Middlebury College has a deep commitment to history. We have a History department, we have Special Collections and we share a museum filled with historical objects from throughout the world. The college also demonstrates commitment to its own, local history: commemorative plaques are found on many of our buildings, our library often shows exhibitions on Middlebury’s history (including an excellent one this semester on the history of the gay rights movement at the college) and at least two books have been written on the topic, one by David Stameshkin and one by David H. Bain. 

This outward evidence of our belief in the importance of history implies the assumption that what has occurred before will influence our choices today. The history of the college, then, bears some importance to the present moment and where we, as a community, will go in the future. Still, students typically do not think about this history on a daily, weekly, or even quadrennial basis; that is to say, many never think about it and know virtually nothing about it. This lack of knowledge of the college history damages our community and lessens the sense of belonging that we would like to feel. If more students understood this history, or were even vaguely aware of its general outlines, then it is more likely that more students would feel as though they belong in this community. In order to increase awareness of the college history and hopefully to affect other salutary changes, I propose a simple solution: put one copy of the history by Mr. Bain into every dorm room on campus (and ensure their safety by charging students for missing or irreparably damaged copies, just as we would charge students for missing or irreparably damaged chairs or desks). I have introduced a bill to the SGA Senate which would support a program by which this plan could come to fruition.

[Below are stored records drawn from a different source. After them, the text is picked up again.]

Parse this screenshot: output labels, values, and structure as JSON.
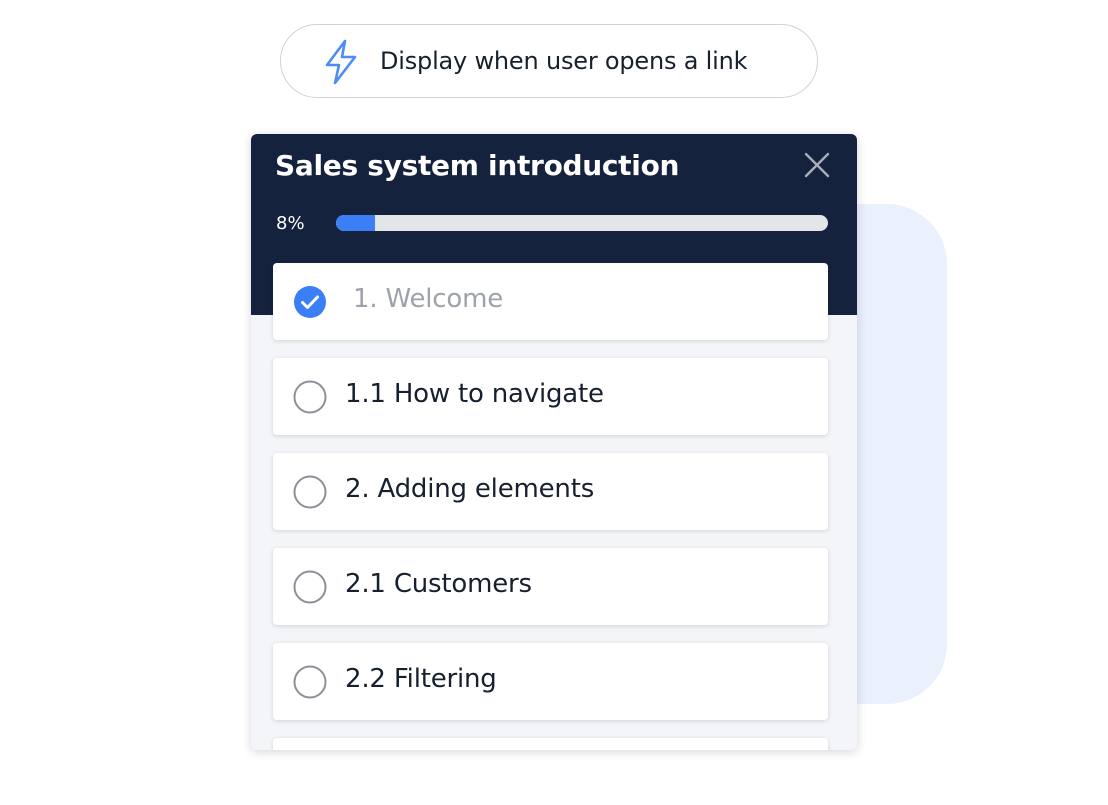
{
  "trigger": {
    "icon": "lightning-bolt-icon",
    "label": "Display when user opens a link"
  },
  "checklist": {
    "title": "Sales system introduction",
    "close_icon": "close-icon",
    "progress_text": "8%",
    "progress_fraction": 0.08,
    "accent_color": "#3c7ef5",
    "header_color": "#15223e",
    "tasks": [
      {
        "label": "1. Welcome",
        "done": true
      },
      {
        "label": "1.1 How to navigate",
        "done": false
      },
      {
        "label": "2. Adding elements",
        "done": false
      },
      {
        "label": "2.1 Customers",
        "done": false
      },
      {
        "label": "2.2 Filtering",
        "done": false
      },
      {
        "label": "",
        "done": false
      }
    ]
  }
}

Now, before anyone accuses me of being unfairly favoring Mr. Bain (even to the detriment of Mr. Stameshkin), I should say that the reason Mr. Bain’s book is more suitable for this task than Mr. Stameshkin’s is that Mr. Bain’s book contains a larger number of illustrations, uses more accessible language and positions itself as an introduction to the college history. Hopefully, this may even lead students to the book by Mr. Stameshkin if they wanted further clarification on certain points. 

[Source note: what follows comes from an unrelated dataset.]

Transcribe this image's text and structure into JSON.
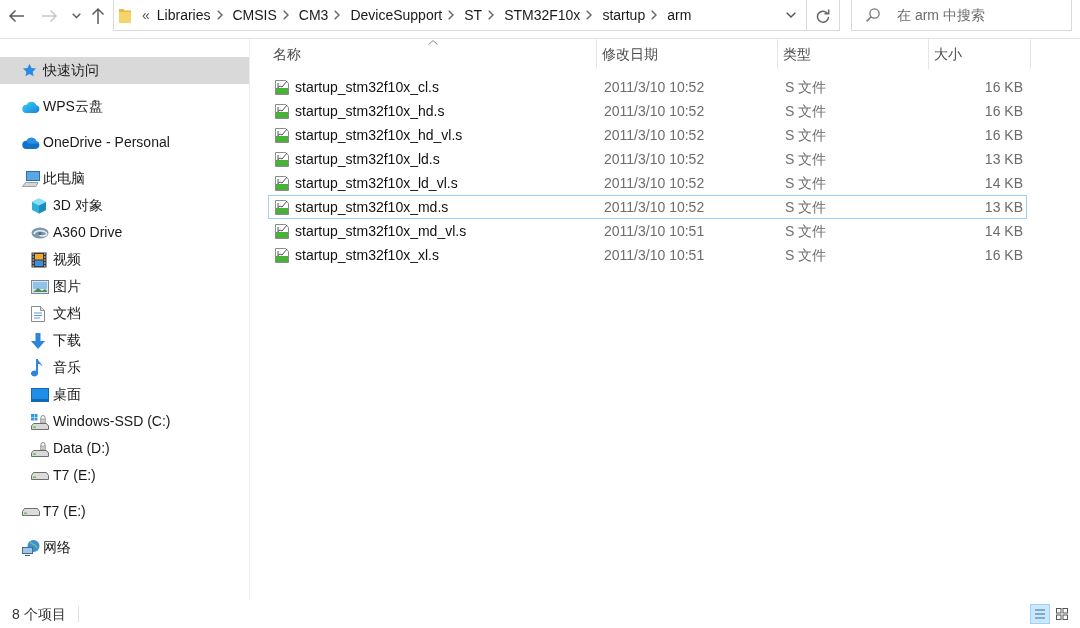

Even before a student reads Bain’s book, however, they would likely already have felt a greater sense of belonging merely by knowing that it is in their room and by being able to point to it. The essence, or definition, of Bain’s book is tied to the physical, geographical location of Middlebury, Vermont, and does not extend much past the campus itself. What every student, past, present and future, shares with every other student of the college is the fact that we all live in the same town for at least some amount of time in order to achieve our degrees. This commonality is so simple that its idea can be transferred to the book: whenever one points at the book, or sees it, they will understand the importance of this common location. The book works to achieve this effect by definition, as it is a collection of the most notable people who have lived here and the most notable events which have occurred here.

Some objections I have heard when I have discussed this idea with my friends have included the environmental cost of printing, the feeling of an invasion of privacy and a lack of confidence that anyone would pay any attention to the book at all. To answer the first objection: the college already has many copies being stored for their eventual sale. More significantly, the number of books to be printed would be relatively small and the paper costs could be recouped by printing fewer publications and marketing materials for a certain amount of time. We might also find it economical to produce a new and less expensive edition which would use less paper. To the second objection: if your room is on campus, then it is not actually your room. The college has always owned it and will always own it. Recent vandalism also suggests that when the college entrusts its rooms completely to students, they damage them and decrease staff morale. To the third objection I say that, though some people would surely throw the book into the abyss of their closet for the semester, other people would surely put it high upon their shelf. If even a few people feel as though the book has helped them belong here, then I believe this proposal is worthwhile and the bill should be passed. 

John Gosselin  is a member of the class of 2020.